The homework grader will assign separate grades for each group member. Normally these grades will be identical, but if there is a substantial disparity in the levels of understanding the different group members have regarding the assignment, the homework grader will assign different scores to each member. As mentioned earlier, if this occurs repeatedly, the homework grader will not allow the partners to submit work jointly anymore.
As mentioned earlier, feel free to get help on the homework from the TA and me. If you are stuck at some point, or need hints to get started, we will be happy to help. Of course, you should make sure that you have given THOROUGH thought to your problem before you seek help from us; otherwise you will not learn. But once you have reached the point where you cannot go any further, we very much encourage you to seek help from us.
Please make sure to start the homework soon after it is assigned. Don't wait until the last couple of days before the due date, because when the due date approaches, I tend to be inundated with e-mail messages asking for help on the homework, and thus my answers at that time will necessarily be short and without details, since I won't have time to say more.
If you need help in debugging a program, make sure that you have used a debugging tool to try to find your bug before you resort to seeking help from the TA or me. If you have not already done so, go through the slide-show tutorial on debugging, at http://heather.cs.ucdavis.edu/~matloff/debug.html Make sure to use a debugging tool in all of your programming work, both in this class and outside it.
An assignment is late if it is completed (and the homework grader notified) after 11:59 p.m. of the due date.
If-this should never happen, but just if-you are late, you will be assessed a 5% penalty the first late day, and 10%-per-day penalty after that in your grade for that assignment. (Since e-mail is available every day, each of the seven days of the week counts as one day.) The maximum total penalty is 50%.

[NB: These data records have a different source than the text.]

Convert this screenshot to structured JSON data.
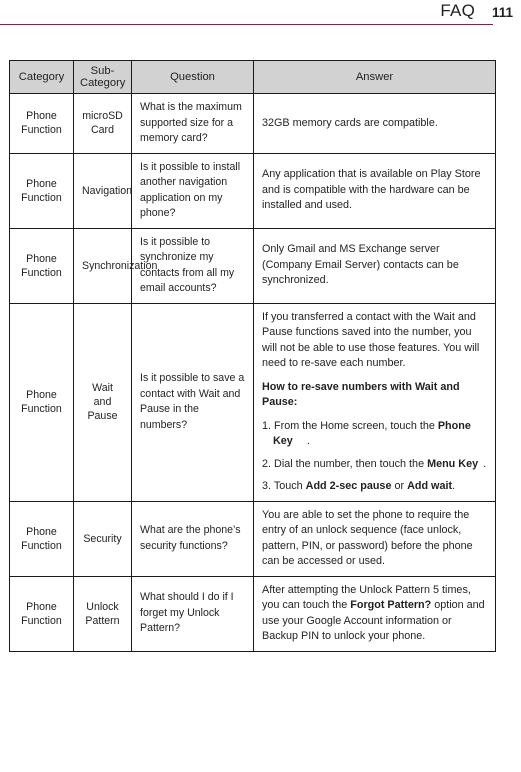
{
  "header": {
    "title": "FAQ",
    "page_number": "111",
    "rule_color": "#b4054c"
  },
  "table": {
    "columns": [
      "Category",
      "Sub-Category",
      "Question",
      "Answer"
    ],
    "header_bg": "#d2d2d2",
    "rows": [
      {
        "category": "Phone Function",
        "sub_category": "microSD Card",
        "question": "What is the maximum supported size for a memory card?",
        "answer_text": "32GB memory cards are compatible."
      },
      {
        "category": "Phone Function",
        "sub_category": "Navigation",
        "question": "Is it possible to install another navigation application on my phone?",
        "answer_text": "Any application that is available on Play Store and is compatible with the hardware can be installed and used."
      },
      {
        "category": "Phone Function",
        "sub_category": "Synchronization",
        "question": "Is it possible to synchronize my contacts from all my email accounts?",
        "answer_text": "Only Gmail and MS Exchange server (Company Email Server) contacts can be synchronized."
      },
      {
        "category": "Phone Function",
        "sub_category": "Wait and Pause",
        "question": "Is it possible to save a contact with Wait and Pause in the numbers?",
        "answer_lead": "If you transferred a contact with the Wait and Pause functions saved into the number, you will not be able to use those features. You will need to re-save each number.",
        "answer_subhead": "How to re-save numbers with Wait and Pause:",
        "steps": [
          {
            "number": "1.",
            "text_before": "From the Home screen, touch the",
            "bold_label": "Phone Key",
            "icon": "phone-key-icon",
            "text_after": "."
          },
          {
            "number": "2.",
            "text_before": "Dial the number, then touch the",
            "bold_label": "Menu Key",
            "icon": "menu-key-icon",
            "text_after": "."
          },
          {
            "number": "3.",
            "text_before": "Touch",
            "bold_a": "Add 2-sec pause",
            "mid": "or",
            "bold_b": "Add wait",
            "text_after": "."
          }
        ]
      },
      {
        "category": "Phone Function",
        "sub_category": "Security",
        "question": "What are the phone’s security functions?",
        "answer_text": "You are able to set the phone to require the entry of an unlock sequence (face unlock, pattern, PIN, or password) before the phone can be accessed or used."
      },
      {
        "category": "Phone Function",
        "sub_category": "Unlock Pattern",
        "question": "What should I do if I forget my Unlock Pattern?",
        "answer_parts": {
          "a": "After attempting the Unlock Pattern 5 times, you can touch the ",
          "bold": "Forgot Pattern?",
          "b": " option and use your Google Account information or Backup PIN to unlock your phone."
        }
      }
    ]
  },
  "icons": {
    "phone_key_color": "#3fae29",
    "menu_key_color": "#2f2f2f"
  }
}
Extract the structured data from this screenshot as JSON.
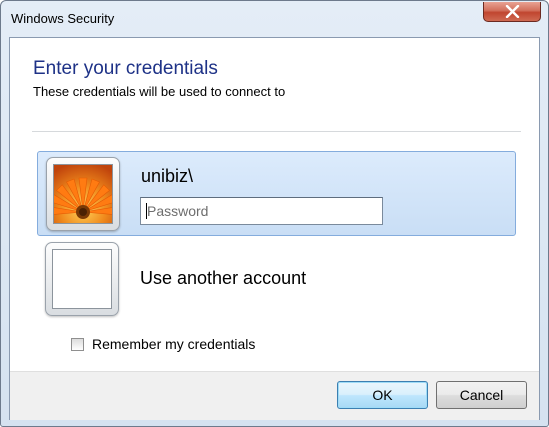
{
  "window": {
    "title": "Windows Security",
    "close_icon": "close-x-icon"
  },
  "dialog": {
    "heading": "Enter your credentials",
    "subheading": "These credentials will be used to connect to"
  },
  "accounts": [
    {
      "username": "unibiz\\",
      "password_placeholder": "Password",
      "password_value": "",
      "tile_icon": "flower-user-picture-icon",
      "selected": true
    },
    {
      "label": "Use another account",
      "tile_icon": "blank-user-tile-icon"
    }
  ],
  "remember": {
    "label": "Remember my credentials",
    "checked": false
  },
  "buttons": {
    "ok": "OK",
    "cancel": "Cancel"
  },
  "colors": {
    "heading": "#1e3287",
    "selection": "#c9def5",
    "close_button": "#c0452f"
  }
}
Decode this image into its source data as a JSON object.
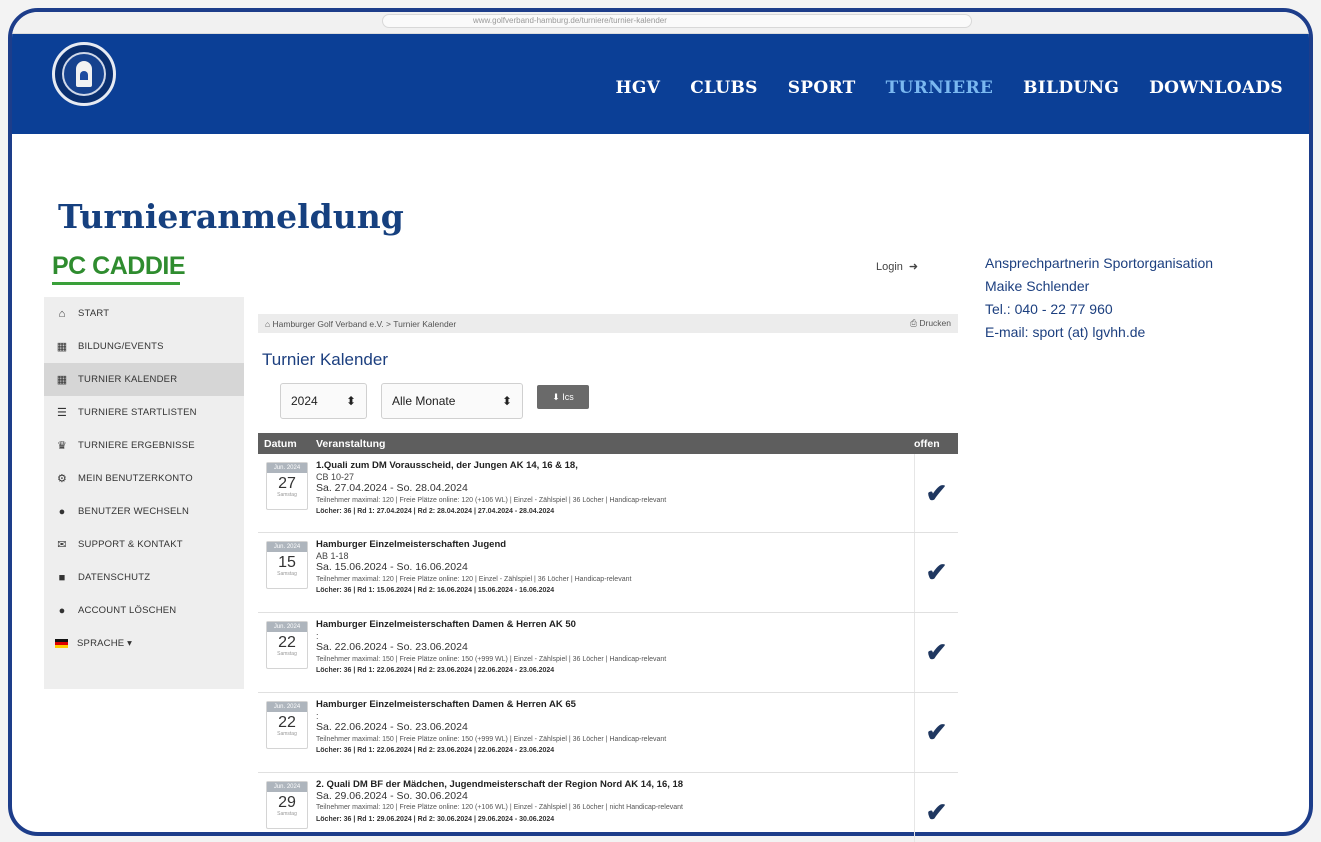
{
  "browser": {
    "url": "www.golfverband-hamburg.de/turniere/turnier-kalender"
  },
  "header": {
    "logo_icon": "club-crest-logo",
    "nav": [
      {
        "label": "HGV",
        "active": false
      },
      {
        "label": "CLUBS",
        "active": false
      },
      {
        "label": "SPORT",
        "active": false
      },
      {
        "label": "TURNIERE",
        "active": true
      },
      {
        "label": "BILDUNG",
        "active": false
      },
      {
        "label": "DOWNLOADS",
        "active": false
      }
    ]
  },
  "page_title": "Turnieranmeldung",
  "pccaddie": {
    "brand": "PC CADDIE"
  },
  "login": {
    "label": "Login",
    "icon": "sign-in-icon"
  },
  "contact": {
    "heading": "Ansprechpartnerin Sportorganisation",
    "name": "Maike Schlender",
    "phone": "Tel.: 040 - 22 77 960",
    "email": "E-mail: sport (at) lgvhh.de"
  },
  "sidebar": {
    "items": [
      {
        "label": "START",
        "icon": "home-icon"
      },
      {
        "label": "BILDUNG/EVENTS",
        "icon": "calendar-icon"
      },
      {
        "label": "TURNIER KALENDER",
        "icon": "calendar-icon",
        "active": true
      },
      {
        "label": "TURNIERE STARTLISTEN",
        "icon": "list-icon"
      },
      {
        "label": "TURNIERE ERGEBNISSE",
        "icon": "trophy-icon"
      },
      {
        "label": "MEIN BENUTZERKONTO",
        "icon": "cogs-icon"
      },
      {
        "label": "BENUTZER WECHSELN",
        "icon": "user-icon"
      },
      {
        "label": "SUPPORT & KONTAKT",
        "icon": "envelope-icon"
      },
      {
        "label": "DATENSCHUTZ",
        "icon": "document-icon"
      },
      {
        "label": "ACCOUNT LÖSCHEN",
        "icon": "user-icon"
      },
      {
        "label": "SPRACHE ▾",
        "icon": "german-flag-icon"
      }
    ]
  },
  "breadcrumb": {
    "text": "Hamburger Golf Verband e.V. > Turnier Kalender",
    "print_label": "Drucken"
  },
  "calendar": {
    "title": "Turnier Kalender",
    "year_select": "2024",
    "month_select": "Alle Monate",
    "ics_label": "Ics",
    "columns": {
      "date": "Datum",
      "event": "Veranstaltung",
      "open": "offen"
    },
    "rows": [
      {
        "month": "Jun. 2024",
        "day": "27",
        "weekday": "Samstag",
        "name": "1.Quali zum DM Vorausscheid, der Jungen AK 14, 16 & 18,",
        "sub": "CB 10-27",
        "dates": "Sa. 27.04.2024 - So. 28.04.2024",
        "info": "Teilnehmer maximal: 120 | Freie Plätze online: 120 (+106 WL) | Einzel - Zählspiel | 36 Löcher | Handicap-relevant",
        "holes": "Löcher: 36 | Rd 1: 27.04.2024 | Rd 2: 28.04.2024 | 27.04.2024 - 28.04.2024",
        "open": "✔"
      },
      {
        "month": "Jun. 2024",
        "day": "15",
        "weekday": "Samstag",
        "name": "Hamburger Einzelmeisterschaften Jugend",
        "sub": "AB 1-18",
        "dates": "Sa. 15.06.2024 - So. 16.06.2024",
        "info": "Teilnehmer maximal: 120 | Freie Plätze online: 120 | Einzel - Zählspiel | 36 Löcher | Handicap-relevant",
        "holes": "Löcher: 36 | Rd 1: 15.06.2024 | Rd 2: 16.06.2024 | 15.06.2024 - 16.06.2024",
        "open": "✔"
      },
      {
        "month": "Jun. 2024",
        "day": "22",
        "weekday": "Samstag",
        "name": "Hamburger Einzelmeisterschaften Damen & Herren AK 50",
        "sub": ":",
        "dates": "Sa. 22.06.2024 - So. 23.06.2024",
        "info": "Teilnehmer maximal: 150 | Freie Plätze online: 150 (+999 WL) | Einzel - Zählspiel | 36 Löcher | Handicap-relevant",
        "holes": "Löcher: 36 | Rd 1: 22.06.2024 | Rd 2: 23.06.2024 | 22.06.2024 - 23.06.2024",
        "open": "✔"
      },
      {
        "month": "Jun. 2024",
        "day": "22",
        "weekday": "Samstag",
        "name": "Hamburger Einzelmeisterschaften Damen & Herren AK 65",
        "sub": ":",
        "dates": "Sa. 22.06.2024 - So. 23.06.2024",
        "info": "Teilnehmer maximal: 150 | Freie Plätze online: 150 (+999 WL) | Einzel - Zählspiel | 36 Löcher | Handicap-relevant",
        "holes": "Löcher: 36 | Rd 1: 22.06.2024 | Rd 2: 23.06.2024 | 22.06.2024 - 23.06.2024",
        "open": "✔"
      },
      {
        "month": "Jun. 2024",
        "day": "29",
        "weekday": "Samstag",
        "name": "2. Quali DM BF der Mädchen, Jugendmeisterschaft der Region Nord AK 14, 16, 18",
        "sub": "",
        "dates": "Sa. 29.06.2024 - So. 30.06.2024",
        "info": "Teilnehmer maximal: 120 | Freie Plätze online: 120 (+106 WL) | Einzel - Zählspiel | 36 Löcher | nicht Handicap-relevant",
        "holes": "Löcher: 36 | Rd 1: 29.06.2024 | Rd 2: 30.06.2024 | 29.06.2024 - 30.06.2024",
        "open": "✔"
      }
    ]
  }
}
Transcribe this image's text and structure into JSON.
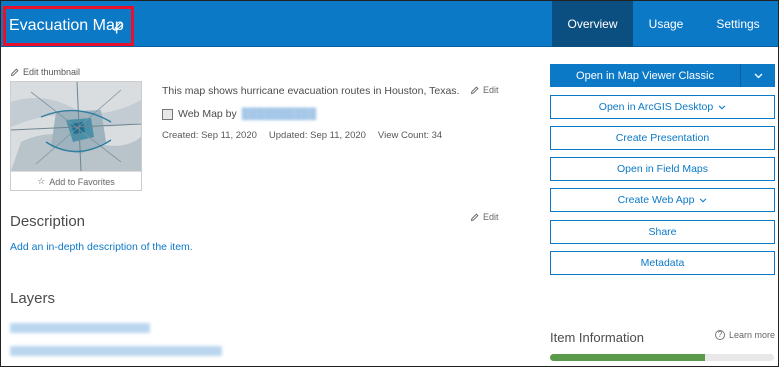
{
  "header": {
    "title": "Evacuation Map",
    "tabs": [
      {
        "label": "Overview",
        "active": true
      },
      {
        "label": "Usage",
        "active": false
      },
      {
        "label": "Settings",
        "active": false
      }
    ]
  },
  "thumbnail": {
    "edit_label": "Edit thumbnail",
    "favorite_label": "Add to Favorites"
  },
  "summary": {
    "text": "This map shows hurricane evacuation routes in Houston, Texas.",
    "edit_label": "Edit",
    "type_label": "Web Map by",
    "created": "Created: Sep 11, 2020",
    "updated": "Updated: Sep 11, 2020",
    "view_count": "View Count: 34"
  },
  "description": {
    "heading": "Description",
    "edit_label": "Edit",
    "add_link": "Add an in-depth description of the item."
  },
  "layers": {
    "heading": "Layers"
  },
  "actions": {
    "open_map_viewer": "Open in Map Viewer Classic",
    "open_arcgis_desktop": "Open in ArcGIS Desktop",
    "create_presentation": "Create Presentation",
    "open_field_maps": "Open in Field Maps",
    "create_web_app": "Create Web App",
    "share": "Share",
    "metadata": "Metadata"
  },
  "item_information": {
    "heading": "Item Information",
    "learn_more": "Learn more",
    "progress_fraction": 0.69
  },
  "colors": {
    "brand": "#0c79c7",
    "highlight": "#e8102a",
    "progress": "#5a9a4a"
  },
  "icons": [
    "pencil-icon",
    "star-icon",
    "web-map-icon",
    "chevron-down-icon",
    "info-icon"
  ]
}
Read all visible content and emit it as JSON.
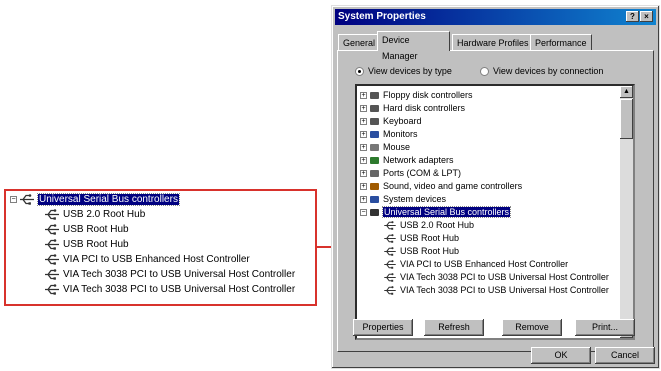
{
  "callout": {
    "root_label": "Universal Serial Bus controllers",
    "items": [
      "USB 2.0 Root Hub",
      "USB Root Hub",
      "USB Root Hub",
      "VIA PCI to USB Enhanced Host Controller",
      "VIA Tech 3038 PCI to USB Universal Host Controller",
      "VIA Tech 3038 PCI to USB Universal Host Controller"
    ]
  },
  "dialog": {
    "title": "System Properties",
    "help_button": "?",
    "close_button": "×",
    "tabs": [
      "General",
      "Device Manager",
      "Hardware Profiles",
      "Performance"
    ],
    "active_tab": "Device Manager",
    "radio_type": "View devices by type",
    "radio_connection": "View devices by connection",
    "device_categories": [
      "Floppy disk controllers",
      "Hard disk controllers",
      "Keyboard",
      "Monitors",
      "Mouse",
      "Network adapters",
      "Ports (COM & LPT)",
      "Sound, video and game controllers",
      "System devices",
      "Universal Serial Bus controllers"
    ],
    "usb_children": [
      "USB 2.0 Root Hub",
      "USB Root Hub",
      "USB Root Hub",
      "VIA PCI to USB Enhanced Host Controller",
      "VIA Tech 3038 PCI to USB Universal Host Controller",
      "VIA Tech 3038 PCI to USB Universal Host Controller"
    ],
    "buttons": {
      "properties": "Properties",
      "refresh": "Refresh",
      "remove": "Remove",
      "print": "Print...",
      "ok": "OK",
      "cancel": "Cancel"
    }
  },
  "colors": {
    "callout_border": "#d8322c",
    "selection": "#000080",
    "dialog_face": "#c0c0c0"
  }
}
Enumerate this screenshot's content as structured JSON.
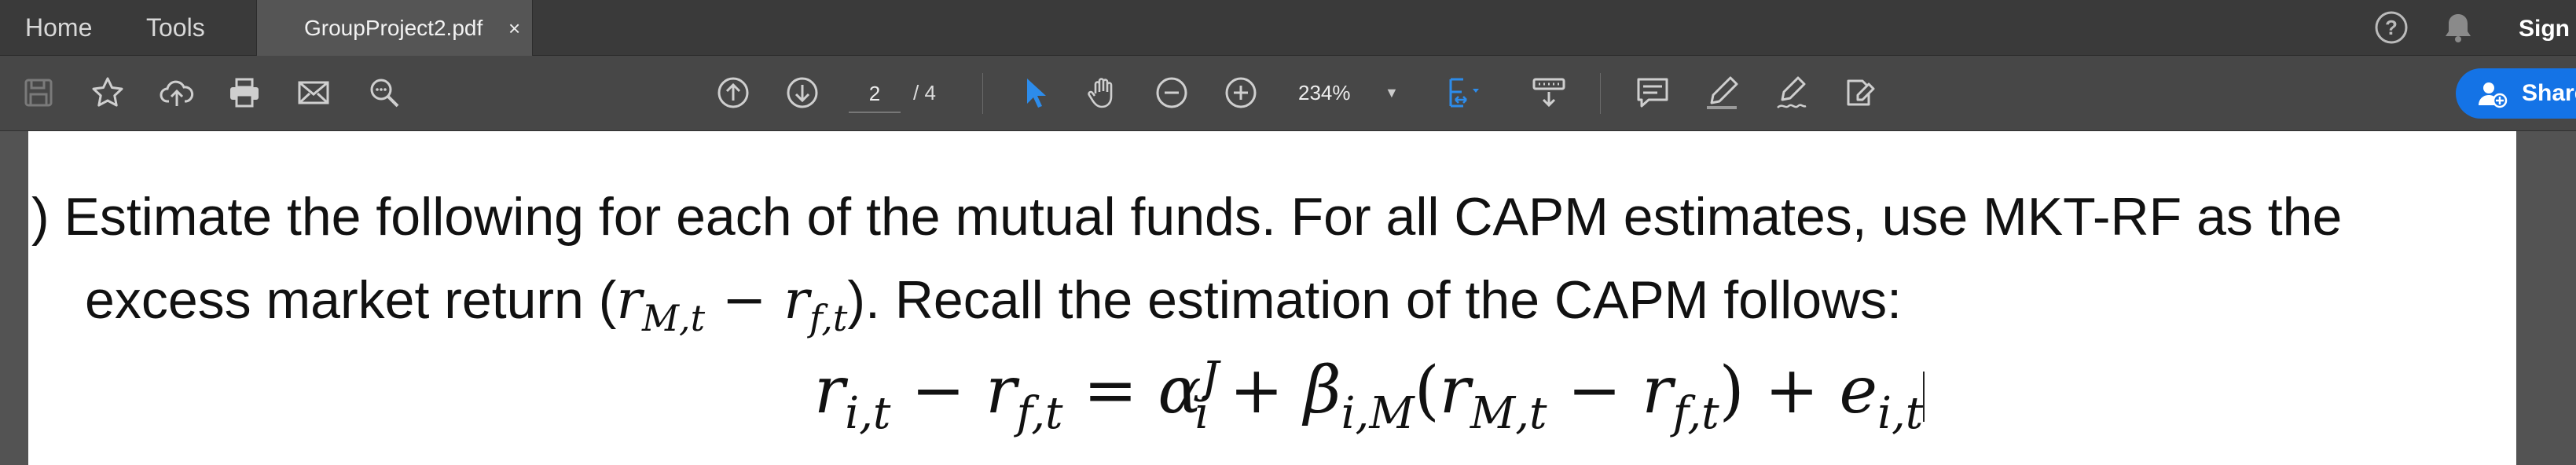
{
  "tabbar": {
    "home_label": "Home",
    "tools_label": "Tools",
    "active_tab": {
      "title": "GroupProject2.pdf",
      "close_glyph": "×"
    },
    "help_icon": "help-icon",
    "notifications_icon": "bell-icon",
    "sign_label": "Sign"
  },
  "toolbar": {
    "left_icons": [
      "save-icon",
      "star-icon",
      "cloud-upload-icon",
      "print-icon",
      "mail-icon",
      "search-icon"
    ],
    "page": {
      "current": "2",
      "total": "/ 4"
    },
    "zoom": "234%",
    "share_label": "Share",
    "accent_color": "#1473e6"
  },
  "document": {
    "line1": ")  Estimate the following for each of the mutual funds.  For all CAPM estimates, use MKT-RF as the",
    "line2_start": "excess market return (",
    "line2_end": ").  Recall the estimation of the CAPM follows:"
  }
}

Each project group will be allowed a total of 2 late days over the quarter, time which is not penalized. You can use this as being late 2 days with no penalty on one assignment, or as being late 1 day with no penalty in each of two assignments.
In order to use this option, you must submit your work during the time you are using as your grace period. If for example you are 3 days late on an assignment, you will not be allowed to use your grace period time on that assignment; it will simply be counted as 3 days late.
The homework grader will keep the appropriate records.
The reading-in both Leon-Garcia and the printed lecture notes-is extremely important, and should be considered ``homework.'' As mentioned earlier, approximately 30-50% of the exam questions will come from the reading.
After each lecture, do the corresponding reading. Do the reading PROMPTLY, that same day, rather than getting behind. This is the only way that you can get any insight from the reading; doing the reading the night before an exam will not work. If you still have not done the reading as of the night before the exam, you actually will be better off not doing it, and getting more sleep instead, as cramming overnight won't be beneficial.
The official reading assignments will be listed on our class Web page. Note that some of the reading will be on material not covered in either lecture or discussion.
I wish to emphasize that I care very much that you succeed in this course, and I look forward to getting to know all of you.
1If your work is mistakenly graded in spite of your ineligibility for the course,
you will still receive an E-NWS grade at the end of the quarter. This has actually
happened, with a student submitting all the work for the entire quarter and
yet still not getting a grade.